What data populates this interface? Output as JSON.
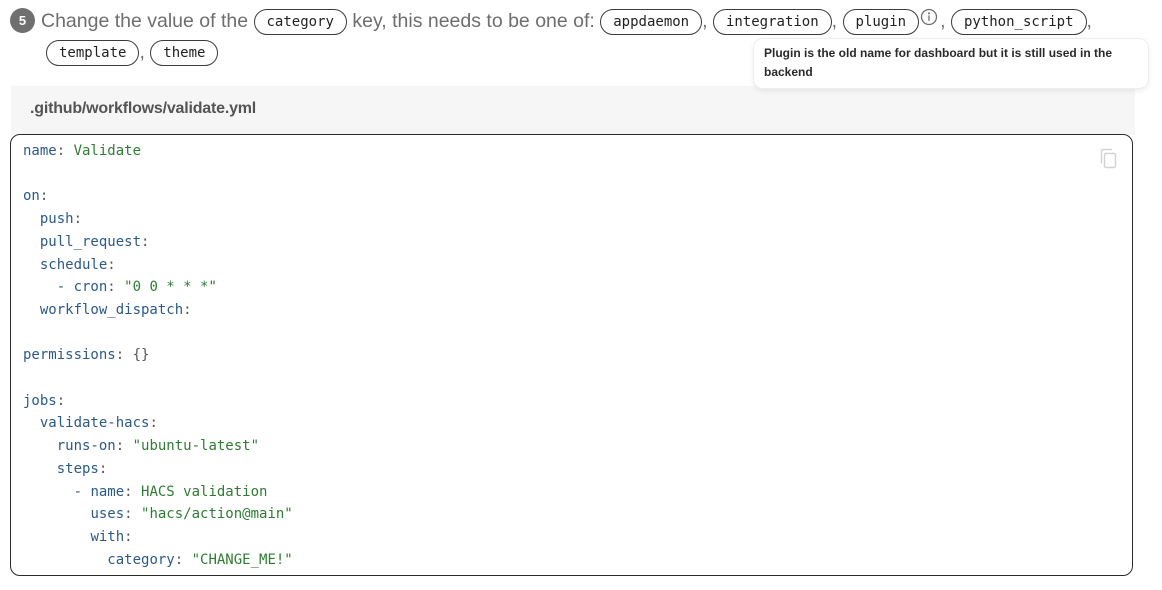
{
  "step": {
    "number": "5",
    "text_before": "Change the value of the",
    "key_pill": "category",
    "text_after": "key, this needs to be one of:",
    "options": [
      "appdaemon",
      "integration",
      "plugin",
      "python_script",
      "template",
      "theme"
    ],
    "separator": ",",
    "info_icon": "info-circle-icon",
    "tooltip": "Plugin is the old name for dashboard but it is still used in the backend"
  },
  "file": {
    "name": ".github/workflows/validate.yml"
  },
  "code": {
    "copy_icon": "copy-icon",
    "tokens": {
      "name": "name",
      "name_val": "Validate",
      "on": "on",
      "push": "push",
      "pull_request": "pull_request",
      "schedule": "schedule",
      "dash1": "- ",
      "cron": "cron",
      "cron_val": "\"0 0 * * *\"",
      "workflow_dispatch": "workflow_dispatch",
      "permissions": "permissions",
      "permissions_val": "{}",
      "jobs": "jobs",
      "validate_hacs": "validate-hacs",
      "runs_on": "runs-on",
      "runs_on_val": "\"ubuntu-latest\"",
      "steps": "steps",
      "dash2": "- ",
      "step_name": "name",
      "step_name_val": "HACS validation",
      "uses": "uses",
      "uses_val": "\"hacs/action@main\"",
      "with": "with",
      "category": "category",
      "category_val": "\"CHANGE_ME!\""
    }
  },
  "colors": {
    "key": "#2b5a8a",
    "string": "#2e7d32",
    "badge": "#6f6f6f"
  }
}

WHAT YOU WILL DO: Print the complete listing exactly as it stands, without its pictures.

THE ANSWER:
What data populates this interface? Output as JSON.
{
  "step": {
    "number": "5",
    "text_before": "Change the value of the",
    "key_pill": "category",
    "text_after": "key, this needs to be one of:",
    "options": [
      "appdaemon",
      "integration",
      "plugin",
      "python_script",
      "template",
      "theme"
    ],
    "separator": ",",
    "info_icon": "info-circle-icon",
    "tooltip": "Plugin is the old name for dashboard but it is still used in the backend"
  },
  "file": {
    "name": ".github/workflows/validate.yml"
  },
  "code": {
    "copy_icon": "copy-icon",
    "tokens": {
      "name": "name",
      "name_val": "Validate",
      "on": "on",
      "push": "push",
      "pull_request": "pull_request",
      "schedule": "schedule",
      "dash1": "- ",
      "cron": "cron",
      "cron_val": "\"0 0 * * *\"",
      "workflow_dispatch": "workflow_dispatch",
      "permissions": "permissions",
      "permissions_val": "{}",
      "jobs": "jobs",
      "validate_hacs": "validate-hacs",
      "runs_on": "runs-on",
      "runs_on_val": "\"ubuntu-latest\"",
      "steps": "steps",
      "dash2": "- ",
      "step_name": "name",
      "step_name_val": "HACS validation",
      "uses": "uses",
      "uses_val": "\"hacs/action@main\"",
      "with": "with",
      "category": "category",
      "category_val": "\"CHANGE_ME!\""
    }
  },
  "colors": {
    "key": "#2b5a8a",
    "string": "#2e7d32",
    "badge": "#6f6f6f"
  }
}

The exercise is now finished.